Sir Charles Bell (1774 – 1842) was an Scottish anatomist, physiologist, neurologist and surgeon.
Bell was a prolific medical writer, anatomical researcher and a skilled artist, especially war injuries and anatomical drawings.
Most noted for discovering a difference between sensory nerves and motor nerves in the spinal cord (1807) and for describing Bell’s palsy.
Published and illustrated a System of Dissections whilst still at medical school.
- Born 12 November 1774 Doune, Perthshire
- 1799 – Graduated medicine, University of Edinburgh
- FRCS Fellow of the Royal College of Surgeons, Edinburgh
- 1809 – studied gunshot wounds at Haslar Hospital after the Battle of Corunna
- 1824 – Professor of anatomy and surgery at the Royal College of Surgeons and Edinburgh Royal Infirmary
- 1828 – London University and King’s College
- 1833 – Knighted by King William IV
- 1834 – gold medal of the Royal Society
- 1835 – Chair in Surgery at Edinburgh University
- Died 29 April 1842
Key Medical Attributions
- Demonstrated the relationship between the special sense organs and those circumscribed brain areas where the nerve tracts from the sense organs ended
- Demonstrated the motor and sensory functions of the anterior and posterior spinal nerve roots
- Bell’s palsy (1827)
- Bell’s disease
- Bell Phenomenon – upward deviation of the eye on attempted eyelid closure.
- Law of Bell-Magendie
- Bell’s nerve
- Career was marred by disputes with the Edinburgh Medical Faculty and he moved to London to teach anatomy.
- Left London University surgical position in 1830 ‘dissatisfied by the bureaucratic rules‘ he was forced to comply with.
- Bell was one of the first to recognise the different functions of the anterior and posterior nerve roots, and argued extensively with Magendie over whose experiments were more definitive.
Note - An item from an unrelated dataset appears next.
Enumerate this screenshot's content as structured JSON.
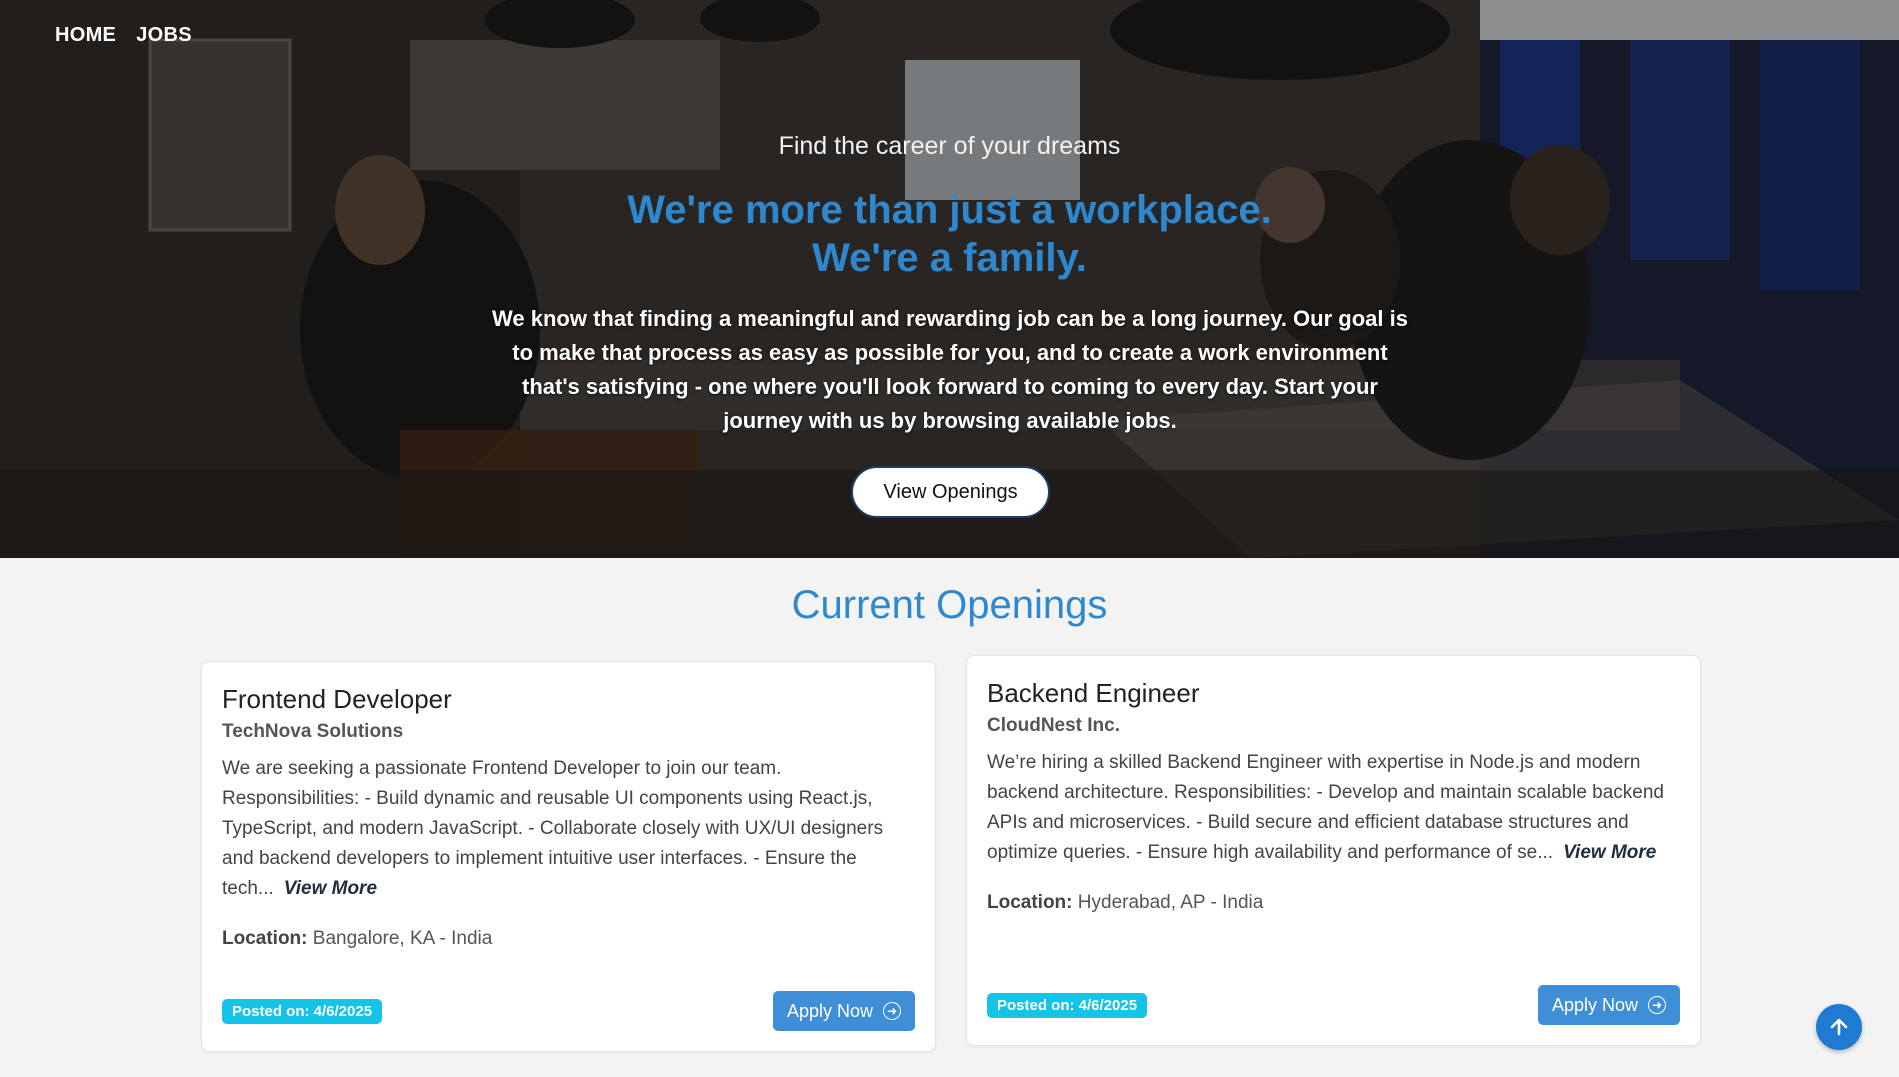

- Bell criticized Alexander Monro secundus for publishing on the interventricular foramen (of Munro)…presuming to describe something which was already well known and for inaccuracies. Bell Stated ‘‘there is scarcely a book which we can consult without finding the circumstance of the universal communication betwixt the Ventricles particularly mentioned.’’
- Bell C. A system of dissections; explaining the anatomy of the human body, with the manner of displaying the parts. 1799
- Bell C. Essays on the anatomy of expression in painting. 1806
- Bell C. A system of operative surgery : founded on the basis of anatomy. Vol I, Vol II. 1807
- Bell C. Idea of a new anatomy of the brain : submitted for the observations of his friends. 1811
- Bell C. On the nerves; giving an account of some experiments on their structure and functions, which lead to a new arrangement of the system. London: Bulmer & Nicol. 1821
- Bell C. Appendix to the papers on the nerves. London: Longman 1827:68-72
- Bell C. On the nerves of the face; being a second paper on the subject. Phil Trans Royal Soc 1829;119:317-330
- Bell C. Essays on the anatomy and philosophy of expression (posthumous third edition, 7th revision)
- Bell C. Charles Bell – Artworks. Athenaeum
- Shaw A. On Sir Charles Bell’s researches in the nervous system. London, John Murray, 1847
- van Gijn J. Charles Bell (1774–1842). J Neurol. 2011 Jun; 258(6): 1189–1190. [PMC3101348]
- Beighton G, Wiedemann HR. The Person Behind the Syndrome. Springer. 1997 pp 21
- Koehler PJ, Bruyn GW, Pearce JMS. Neurological Eponyms. Oxford University Press 2000. pp188-193
- Fresquet JL. Charles Bell (1774-1842) Historia de la Medicina.
- Cranefield PF. The Way in and the way out: François Magendie, Charles Bell, and the roots of the spinal nerves. 1974
- Currie S. Familial oculomotor palsy with Bell’s palsy. Brain, 93;1.1970, 193–198
- Magendie F. Experiences sur les fonctions des racines des nerfs rachidiens. J Physiol Exp Pathol. 1822;2:276-279.
- Pearce JM. The Monro Bell controversy. Clin Anat. 2013 Oct;26(7):793-9 [PMID 22855430]
the person behind the name